Visiting this site and participating in the discussions has caused me to extend my reading and explore how my faith interfaces with science. I have discovered that science and the Judeo-Christian Worldview share three unprovable but reasonable assumptions:
The world is real, and we can understand the nature of that reality. Objects are durable and continue to exist whether or not we think about them and whether or not we observe them. Other "commenters" on the site have supported this assumption.
Events in the universe follow the law of cause and effect. Every event has a preceeding cause. For example, a electron with negative charge is attracted by a proton with opposite charge and moves toward it. It doesn't move without a reason. Other "commenters" seem to lean too heavily on randomness theory of Modern Science and the belief that the universe is somehow self-created.
Nature is unified in two major ways. First, the forces between objects follows the same laws of physics whether the objects are large as galaxies or small as atomic nuclei. Second, the design and structure of atoms is the same everywhere in the universe. Hot hydrogen gas emits the same colors of light whether the light comes from a distant galaxy or from a laboratory on earth.

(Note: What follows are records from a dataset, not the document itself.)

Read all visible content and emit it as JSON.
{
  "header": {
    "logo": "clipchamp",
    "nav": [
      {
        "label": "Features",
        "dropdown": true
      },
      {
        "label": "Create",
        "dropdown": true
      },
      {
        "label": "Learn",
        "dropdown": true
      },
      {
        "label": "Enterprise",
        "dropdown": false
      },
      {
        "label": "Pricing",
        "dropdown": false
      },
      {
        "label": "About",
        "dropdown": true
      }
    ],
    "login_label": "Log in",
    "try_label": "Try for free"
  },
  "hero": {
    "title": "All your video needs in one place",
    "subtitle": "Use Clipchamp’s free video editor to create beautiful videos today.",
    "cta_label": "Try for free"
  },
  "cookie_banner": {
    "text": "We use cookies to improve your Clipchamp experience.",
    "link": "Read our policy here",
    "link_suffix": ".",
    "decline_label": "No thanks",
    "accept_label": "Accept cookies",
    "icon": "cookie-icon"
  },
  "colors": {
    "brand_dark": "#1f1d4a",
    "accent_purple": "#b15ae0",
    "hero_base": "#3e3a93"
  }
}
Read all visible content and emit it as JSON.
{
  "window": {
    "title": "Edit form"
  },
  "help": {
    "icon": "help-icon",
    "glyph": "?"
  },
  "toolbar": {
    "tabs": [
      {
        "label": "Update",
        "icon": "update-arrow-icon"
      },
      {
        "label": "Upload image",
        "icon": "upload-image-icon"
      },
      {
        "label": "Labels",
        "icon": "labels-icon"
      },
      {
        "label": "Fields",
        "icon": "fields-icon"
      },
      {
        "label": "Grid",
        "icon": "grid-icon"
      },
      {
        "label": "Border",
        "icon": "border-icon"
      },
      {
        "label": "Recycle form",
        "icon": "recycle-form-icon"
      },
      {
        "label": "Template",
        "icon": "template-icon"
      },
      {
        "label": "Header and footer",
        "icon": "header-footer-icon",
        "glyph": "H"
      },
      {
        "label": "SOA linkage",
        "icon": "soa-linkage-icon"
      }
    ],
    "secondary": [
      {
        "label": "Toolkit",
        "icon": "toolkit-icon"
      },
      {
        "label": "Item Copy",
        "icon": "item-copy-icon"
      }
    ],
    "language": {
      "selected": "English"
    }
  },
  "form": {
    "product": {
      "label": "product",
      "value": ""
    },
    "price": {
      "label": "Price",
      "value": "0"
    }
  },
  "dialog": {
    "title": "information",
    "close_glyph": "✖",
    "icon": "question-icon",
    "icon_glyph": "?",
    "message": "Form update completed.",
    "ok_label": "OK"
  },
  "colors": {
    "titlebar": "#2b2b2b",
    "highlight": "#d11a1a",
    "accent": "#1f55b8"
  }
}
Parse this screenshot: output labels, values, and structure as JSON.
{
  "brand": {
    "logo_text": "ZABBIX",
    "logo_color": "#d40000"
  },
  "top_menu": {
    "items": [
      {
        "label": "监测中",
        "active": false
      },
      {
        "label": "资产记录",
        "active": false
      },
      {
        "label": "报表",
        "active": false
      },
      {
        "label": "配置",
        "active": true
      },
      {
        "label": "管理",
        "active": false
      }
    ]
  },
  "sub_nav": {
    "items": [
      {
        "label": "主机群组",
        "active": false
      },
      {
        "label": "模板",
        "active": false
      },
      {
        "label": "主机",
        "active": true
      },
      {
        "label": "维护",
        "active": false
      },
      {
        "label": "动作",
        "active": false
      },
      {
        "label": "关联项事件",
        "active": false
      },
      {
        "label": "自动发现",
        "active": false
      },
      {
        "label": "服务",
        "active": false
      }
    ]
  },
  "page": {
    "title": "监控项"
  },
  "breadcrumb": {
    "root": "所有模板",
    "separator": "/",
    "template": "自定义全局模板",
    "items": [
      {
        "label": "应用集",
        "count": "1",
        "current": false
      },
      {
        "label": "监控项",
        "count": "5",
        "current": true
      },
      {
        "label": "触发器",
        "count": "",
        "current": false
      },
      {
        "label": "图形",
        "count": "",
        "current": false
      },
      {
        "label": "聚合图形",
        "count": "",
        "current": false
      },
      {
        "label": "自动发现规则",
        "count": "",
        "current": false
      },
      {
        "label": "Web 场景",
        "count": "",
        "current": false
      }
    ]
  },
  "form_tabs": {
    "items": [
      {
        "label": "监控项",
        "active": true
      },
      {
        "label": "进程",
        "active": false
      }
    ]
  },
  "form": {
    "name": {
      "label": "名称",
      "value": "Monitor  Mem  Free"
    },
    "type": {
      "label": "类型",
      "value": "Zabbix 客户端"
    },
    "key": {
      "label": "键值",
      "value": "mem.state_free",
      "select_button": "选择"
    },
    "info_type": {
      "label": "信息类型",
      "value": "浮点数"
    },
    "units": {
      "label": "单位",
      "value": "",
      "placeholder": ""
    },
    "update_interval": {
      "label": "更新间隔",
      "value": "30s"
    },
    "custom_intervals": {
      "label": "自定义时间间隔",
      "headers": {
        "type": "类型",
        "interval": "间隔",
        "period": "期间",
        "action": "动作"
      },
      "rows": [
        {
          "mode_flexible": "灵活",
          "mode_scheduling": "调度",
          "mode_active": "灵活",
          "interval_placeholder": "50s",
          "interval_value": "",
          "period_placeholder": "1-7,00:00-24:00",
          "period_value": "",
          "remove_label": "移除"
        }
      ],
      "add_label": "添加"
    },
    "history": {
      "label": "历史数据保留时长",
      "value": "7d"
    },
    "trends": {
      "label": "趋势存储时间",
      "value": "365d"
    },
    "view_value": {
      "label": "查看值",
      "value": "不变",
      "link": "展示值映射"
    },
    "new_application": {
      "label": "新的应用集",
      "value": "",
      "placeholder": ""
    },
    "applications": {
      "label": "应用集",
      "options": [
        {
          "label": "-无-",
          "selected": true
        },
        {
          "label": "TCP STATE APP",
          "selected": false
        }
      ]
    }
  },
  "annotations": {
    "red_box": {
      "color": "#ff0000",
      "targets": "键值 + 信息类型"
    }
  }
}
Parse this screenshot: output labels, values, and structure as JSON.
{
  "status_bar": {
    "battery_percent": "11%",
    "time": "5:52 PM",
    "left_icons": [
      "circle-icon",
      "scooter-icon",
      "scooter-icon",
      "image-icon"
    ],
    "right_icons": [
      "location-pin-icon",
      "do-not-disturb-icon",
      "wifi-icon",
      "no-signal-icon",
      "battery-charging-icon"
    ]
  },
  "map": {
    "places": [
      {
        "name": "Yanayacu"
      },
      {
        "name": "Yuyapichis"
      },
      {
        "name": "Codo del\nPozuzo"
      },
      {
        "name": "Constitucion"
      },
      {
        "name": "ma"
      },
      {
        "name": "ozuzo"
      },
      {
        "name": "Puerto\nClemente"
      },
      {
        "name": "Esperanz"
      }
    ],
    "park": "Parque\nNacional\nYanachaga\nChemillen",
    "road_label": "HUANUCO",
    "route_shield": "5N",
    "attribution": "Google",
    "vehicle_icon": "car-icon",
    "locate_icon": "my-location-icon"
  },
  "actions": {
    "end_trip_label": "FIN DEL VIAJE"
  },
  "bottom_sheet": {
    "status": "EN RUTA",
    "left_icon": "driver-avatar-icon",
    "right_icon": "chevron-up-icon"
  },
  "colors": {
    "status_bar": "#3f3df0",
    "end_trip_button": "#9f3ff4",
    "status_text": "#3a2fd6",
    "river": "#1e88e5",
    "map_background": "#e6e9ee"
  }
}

Although these assumptions of reality, causality and unity seem self-evident to many people, I have learnt that Modern Science is built upon some opposite assumptions of quantum reality, randomness, and multiplicity of force laws. I am enjoying the journey.